In a conversation on ‘The View,’ Kate Hudson of ‘How to Lose a Guy in 10 Days’ offered her views on the future of the rom-com genre. Marking two decades since the film’s release, Hudson drew comparisons between the past and present state of romantic comedies and revealed her solution — bringing Marvel heroes in them.
Reflecting on the $105 million domestic and $177 million worldwide earnings of her film, Hudson contrasted these figures with the more modest performance of recent rom-coms like ‘Anyone But You,’ starring Sydney Sweeney and Glen Powell, which garnered $38 million worldwide.
She then identified what she believes is a key challenge in the industry:

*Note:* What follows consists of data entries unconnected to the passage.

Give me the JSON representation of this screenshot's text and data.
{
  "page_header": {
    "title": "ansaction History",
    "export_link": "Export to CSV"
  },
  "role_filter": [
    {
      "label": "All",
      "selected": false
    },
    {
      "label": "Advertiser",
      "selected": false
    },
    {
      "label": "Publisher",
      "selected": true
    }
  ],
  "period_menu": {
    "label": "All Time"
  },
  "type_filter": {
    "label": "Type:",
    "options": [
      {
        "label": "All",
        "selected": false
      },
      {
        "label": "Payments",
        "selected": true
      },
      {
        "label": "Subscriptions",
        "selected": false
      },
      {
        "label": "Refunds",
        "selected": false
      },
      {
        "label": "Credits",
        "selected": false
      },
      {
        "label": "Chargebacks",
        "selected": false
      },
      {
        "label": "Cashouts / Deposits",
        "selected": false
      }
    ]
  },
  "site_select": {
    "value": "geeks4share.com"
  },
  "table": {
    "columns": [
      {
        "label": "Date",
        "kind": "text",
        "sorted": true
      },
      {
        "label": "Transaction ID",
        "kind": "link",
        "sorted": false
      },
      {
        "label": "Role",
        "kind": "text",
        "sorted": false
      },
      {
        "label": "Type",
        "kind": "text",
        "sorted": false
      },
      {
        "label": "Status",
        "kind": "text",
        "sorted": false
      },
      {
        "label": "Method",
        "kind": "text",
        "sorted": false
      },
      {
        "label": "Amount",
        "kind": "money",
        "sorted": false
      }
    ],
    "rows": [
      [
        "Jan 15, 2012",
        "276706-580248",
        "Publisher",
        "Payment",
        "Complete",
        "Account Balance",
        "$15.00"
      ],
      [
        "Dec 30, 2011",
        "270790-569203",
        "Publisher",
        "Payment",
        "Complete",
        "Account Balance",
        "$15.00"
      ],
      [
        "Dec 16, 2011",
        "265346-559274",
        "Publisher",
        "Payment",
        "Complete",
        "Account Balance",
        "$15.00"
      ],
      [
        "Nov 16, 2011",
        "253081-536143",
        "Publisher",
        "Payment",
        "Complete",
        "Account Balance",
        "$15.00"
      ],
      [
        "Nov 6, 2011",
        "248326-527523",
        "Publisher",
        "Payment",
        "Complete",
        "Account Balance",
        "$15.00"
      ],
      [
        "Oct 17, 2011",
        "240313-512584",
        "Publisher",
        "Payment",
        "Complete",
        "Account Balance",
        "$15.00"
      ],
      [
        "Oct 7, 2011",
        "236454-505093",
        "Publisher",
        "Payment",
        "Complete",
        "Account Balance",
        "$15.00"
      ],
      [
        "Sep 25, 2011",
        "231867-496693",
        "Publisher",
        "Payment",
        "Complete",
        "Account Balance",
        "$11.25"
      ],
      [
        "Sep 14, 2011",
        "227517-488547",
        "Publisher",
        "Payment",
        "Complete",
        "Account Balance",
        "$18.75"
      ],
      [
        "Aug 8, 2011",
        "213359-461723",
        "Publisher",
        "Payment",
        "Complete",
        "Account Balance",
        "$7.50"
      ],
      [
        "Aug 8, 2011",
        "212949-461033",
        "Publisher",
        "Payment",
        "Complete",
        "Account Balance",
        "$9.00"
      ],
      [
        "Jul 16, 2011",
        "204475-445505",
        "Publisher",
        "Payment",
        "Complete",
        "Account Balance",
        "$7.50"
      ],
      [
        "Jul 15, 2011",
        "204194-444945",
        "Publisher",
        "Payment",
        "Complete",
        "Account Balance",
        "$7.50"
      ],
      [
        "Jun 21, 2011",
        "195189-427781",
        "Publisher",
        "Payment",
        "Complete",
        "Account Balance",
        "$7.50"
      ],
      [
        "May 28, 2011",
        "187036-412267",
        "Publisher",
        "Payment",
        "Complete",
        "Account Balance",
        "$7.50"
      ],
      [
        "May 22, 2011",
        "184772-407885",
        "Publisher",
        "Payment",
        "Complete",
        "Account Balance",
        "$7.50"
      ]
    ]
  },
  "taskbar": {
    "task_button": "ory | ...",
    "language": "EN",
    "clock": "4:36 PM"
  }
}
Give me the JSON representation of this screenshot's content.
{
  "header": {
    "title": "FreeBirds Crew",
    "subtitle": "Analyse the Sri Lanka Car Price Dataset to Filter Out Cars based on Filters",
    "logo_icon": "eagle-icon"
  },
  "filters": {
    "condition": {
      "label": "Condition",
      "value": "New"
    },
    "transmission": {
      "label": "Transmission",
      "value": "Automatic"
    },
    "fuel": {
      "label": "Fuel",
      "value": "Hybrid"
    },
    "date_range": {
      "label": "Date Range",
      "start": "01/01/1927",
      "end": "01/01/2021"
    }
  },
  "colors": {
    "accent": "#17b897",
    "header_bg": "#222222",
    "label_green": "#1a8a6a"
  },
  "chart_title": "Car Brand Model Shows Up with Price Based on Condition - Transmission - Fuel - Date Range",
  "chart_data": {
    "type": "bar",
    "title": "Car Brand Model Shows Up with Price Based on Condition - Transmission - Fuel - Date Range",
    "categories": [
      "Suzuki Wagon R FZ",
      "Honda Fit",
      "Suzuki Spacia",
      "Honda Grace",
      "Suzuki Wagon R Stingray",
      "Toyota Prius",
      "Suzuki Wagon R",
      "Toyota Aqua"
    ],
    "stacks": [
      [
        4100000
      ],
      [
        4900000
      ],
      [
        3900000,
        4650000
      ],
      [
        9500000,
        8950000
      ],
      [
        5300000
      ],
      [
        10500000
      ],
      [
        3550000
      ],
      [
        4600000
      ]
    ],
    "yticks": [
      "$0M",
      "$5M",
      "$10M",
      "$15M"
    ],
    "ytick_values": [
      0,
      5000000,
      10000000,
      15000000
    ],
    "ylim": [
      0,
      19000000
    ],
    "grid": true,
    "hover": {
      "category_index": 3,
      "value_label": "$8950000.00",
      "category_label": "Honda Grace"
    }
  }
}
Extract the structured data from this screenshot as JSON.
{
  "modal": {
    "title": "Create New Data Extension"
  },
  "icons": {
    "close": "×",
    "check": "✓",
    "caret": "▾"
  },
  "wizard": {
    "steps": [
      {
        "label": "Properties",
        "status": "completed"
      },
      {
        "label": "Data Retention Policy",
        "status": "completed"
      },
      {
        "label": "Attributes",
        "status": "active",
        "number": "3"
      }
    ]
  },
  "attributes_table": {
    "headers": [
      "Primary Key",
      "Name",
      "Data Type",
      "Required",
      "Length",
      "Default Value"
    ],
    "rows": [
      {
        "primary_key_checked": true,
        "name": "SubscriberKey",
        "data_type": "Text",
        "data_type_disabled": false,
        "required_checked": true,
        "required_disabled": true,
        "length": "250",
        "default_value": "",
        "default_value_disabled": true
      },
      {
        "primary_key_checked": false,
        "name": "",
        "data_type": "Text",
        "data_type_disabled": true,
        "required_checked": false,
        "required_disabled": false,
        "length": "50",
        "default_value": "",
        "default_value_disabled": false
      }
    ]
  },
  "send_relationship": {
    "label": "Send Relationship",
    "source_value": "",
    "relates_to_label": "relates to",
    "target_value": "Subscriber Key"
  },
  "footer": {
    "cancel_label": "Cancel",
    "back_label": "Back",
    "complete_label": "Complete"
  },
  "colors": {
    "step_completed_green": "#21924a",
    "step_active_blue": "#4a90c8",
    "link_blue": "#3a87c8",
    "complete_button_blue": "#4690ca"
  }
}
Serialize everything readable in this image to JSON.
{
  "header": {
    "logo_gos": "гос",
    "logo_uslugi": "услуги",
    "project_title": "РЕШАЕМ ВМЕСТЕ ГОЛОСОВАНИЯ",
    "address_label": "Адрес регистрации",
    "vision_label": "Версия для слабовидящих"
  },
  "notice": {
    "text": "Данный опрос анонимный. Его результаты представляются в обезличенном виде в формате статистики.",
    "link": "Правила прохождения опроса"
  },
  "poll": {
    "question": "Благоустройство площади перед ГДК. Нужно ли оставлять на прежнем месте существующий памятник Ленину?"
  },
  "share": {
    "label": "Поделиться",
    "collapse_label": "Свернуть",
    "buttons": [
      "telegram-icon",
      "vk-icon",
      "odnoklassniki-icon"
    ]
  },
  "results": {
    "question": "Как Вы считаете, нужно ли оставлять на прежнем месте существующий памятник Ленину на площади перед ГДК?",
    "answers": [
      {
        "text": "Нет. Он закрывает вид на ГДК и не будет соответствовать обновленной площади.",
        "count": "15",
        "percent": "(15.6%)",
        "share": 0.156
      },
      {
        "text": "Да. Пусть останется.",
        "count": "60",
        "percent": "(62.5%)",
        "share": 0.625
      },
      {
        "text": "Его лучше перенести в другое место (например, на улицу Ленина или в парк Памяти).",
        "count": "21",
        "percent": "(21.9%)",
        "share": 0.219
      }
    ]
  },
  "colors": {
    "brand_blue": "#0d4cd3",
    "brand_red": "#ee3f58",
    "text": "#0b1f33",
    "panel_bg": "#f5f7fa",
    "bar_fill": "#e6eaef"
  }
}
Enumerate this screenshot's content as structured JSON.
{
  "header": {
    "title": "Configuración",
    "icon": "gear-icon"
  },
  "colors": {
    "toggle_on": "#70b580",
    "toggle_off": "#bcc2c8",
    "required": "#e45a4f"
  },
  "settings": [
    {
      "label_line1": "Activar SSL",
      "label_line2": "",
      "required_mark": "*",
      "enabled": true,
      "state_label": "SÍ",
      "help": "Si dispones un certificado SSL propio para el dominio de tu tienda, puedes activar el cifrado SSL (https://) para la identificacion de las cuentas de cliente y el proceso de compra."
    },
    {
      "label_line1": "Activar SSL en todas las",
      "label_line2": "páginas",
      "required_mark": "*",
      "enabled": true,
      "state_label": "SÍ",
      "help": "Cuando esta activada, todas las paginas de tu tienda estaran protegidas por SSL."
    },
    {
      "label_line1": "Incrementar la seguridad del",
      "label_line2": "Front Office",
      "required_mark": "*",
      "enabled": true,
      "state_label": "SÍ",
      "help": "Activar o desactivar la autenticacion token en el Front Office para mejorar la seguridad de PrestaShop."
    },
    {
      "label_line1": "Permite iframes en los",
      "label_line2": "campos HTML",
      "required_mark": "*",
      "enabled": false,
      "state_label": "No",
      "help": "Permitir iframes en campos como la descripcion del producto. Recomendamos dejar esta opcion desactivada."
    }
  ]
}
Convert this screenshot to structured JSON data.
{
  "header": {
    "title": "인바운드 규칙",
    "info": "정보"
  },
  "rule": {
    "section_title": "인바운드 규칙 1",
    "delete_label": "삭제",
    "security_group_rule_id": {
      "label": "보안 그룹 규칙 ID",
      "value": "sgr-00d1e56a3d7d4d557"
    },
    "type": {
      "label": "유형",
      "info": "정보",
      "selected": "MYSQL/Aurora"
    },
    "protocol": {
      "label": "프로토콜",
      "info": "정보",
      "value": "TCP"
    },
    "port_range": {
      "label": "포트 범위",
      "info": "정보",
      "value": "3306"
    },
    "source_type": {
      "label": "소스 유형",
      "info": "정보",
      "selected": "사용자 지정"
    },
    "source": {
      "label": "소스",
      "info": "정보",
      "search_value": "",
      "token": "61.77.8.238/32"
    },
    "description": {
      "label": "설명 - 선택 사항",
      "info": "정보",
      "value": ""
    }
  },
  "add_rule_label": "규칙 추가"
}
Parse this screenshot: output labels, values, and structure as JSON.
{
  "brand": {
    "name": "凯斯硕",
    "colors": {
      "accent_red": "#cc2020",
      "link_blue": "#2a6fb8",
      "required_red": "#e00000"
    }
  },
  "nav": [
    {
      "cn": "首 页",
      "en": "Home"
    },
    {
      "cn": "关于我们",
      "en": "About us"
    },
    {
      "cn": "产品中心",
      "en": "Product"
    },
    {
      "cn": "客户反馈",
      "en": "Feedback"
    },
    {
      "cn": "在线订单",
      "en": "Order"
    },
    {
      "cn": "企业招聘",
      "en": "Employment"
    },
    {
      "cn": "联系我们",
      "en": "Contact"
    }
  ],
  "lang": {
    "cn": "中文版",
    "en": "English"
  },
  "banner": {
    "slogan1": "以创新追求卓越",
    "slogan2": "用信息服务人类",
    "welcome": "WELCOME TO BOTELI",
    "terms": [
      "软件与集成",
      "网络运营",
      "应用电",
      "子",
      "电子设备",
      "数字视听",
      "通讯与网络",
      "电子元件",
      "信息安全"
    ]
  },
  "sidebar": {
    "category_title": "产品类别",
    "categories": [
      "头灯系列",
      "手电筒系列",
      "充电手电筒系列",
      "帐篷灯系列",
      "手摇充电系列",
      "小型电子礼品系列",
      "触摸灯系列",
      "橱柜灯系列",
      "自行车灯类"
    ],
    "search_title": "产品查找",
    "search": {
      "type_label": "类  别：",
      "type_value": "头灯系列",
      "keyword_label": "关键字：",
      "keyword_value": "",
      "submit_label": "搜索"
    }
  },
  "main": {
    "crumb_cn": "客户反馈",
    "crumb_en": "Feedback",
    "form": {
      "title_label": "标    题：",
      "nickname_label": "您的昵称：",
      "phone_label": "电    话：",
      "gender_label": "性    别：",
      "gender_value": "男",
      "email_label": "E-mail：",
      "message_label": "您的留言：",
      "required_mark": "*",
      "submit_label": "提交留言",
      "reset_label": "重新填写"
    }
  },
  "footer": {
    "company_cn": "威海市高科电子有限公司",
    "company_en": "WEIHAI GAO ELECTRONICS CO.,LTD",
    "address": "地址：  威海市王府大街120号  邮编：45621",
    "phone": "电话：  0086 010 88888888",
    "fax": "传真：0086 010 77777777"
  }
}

“It’s hard to get male movie stars to make rom-coms. That’s a big part of the equation … is to have that event. If we can get more Marvel guys like … hey, come to do a rom-com! That’s part of the formula, too. That event.”
This idea finds support in the interest expressed by ‘Aquaman’s Jason Momoa, who has publicly voiced his desire to lead a romantic comedy despite not yet being cast in such a role.
Hudson also brought forward the role of writing quality and storytelling in the success of romantic comedies. She touched upon the lasting impact of films written by acclaimed writers such as Nora Ephron and pointed to a need for studios to focus on such talent.
You can watch the rest of the interview below.
What’s the Current Status of Rom-Coms?
The industry’s shift from romantic comedies to genres like action and horror is clearly seen in recent box office trends. For instance, ‘Spider-Man: No Way Home‘ raked in $609.89 million in just three weeks in 2021. This indicates a clear audience preference for non-romantic genres.
Changing perceptions of love and relationships in society, particularly among Generation Z, also has a role. The emergence of online dating and social media has changed the traditional way of romantic pursuits, which makes classic rom-com storylines less relatable to contemporary audiences.
Rom-com legend Julia Roberts, who returned to the genre in 2022 with ‘Ticket to Paradise,’ her first lead role since 2001’s ‘America’s Sweethearts,’ also echoed Hudson’s sentiments. Roberts attributed her hiatus from the genre to a lack of compelling scripts, saying:
“People sometimes misconstrue the amount of time that’s gone by that I haven’t done a romantic comedy as my not wanting to do one. If I had read something that I thought was that ‘Notting Hill’ level of writing or ‘My Best Friend’s Wedding’ level of madcap fun, I would do it. They didn’t exist until this movie that I just did that Ol Parker wrote and directed.”
If you take a look at the IMDb ratings, the struggle of the rom-com genre is evident. Many of 2023’s releases hover around average scores, which reflects a general disinterest among viewers.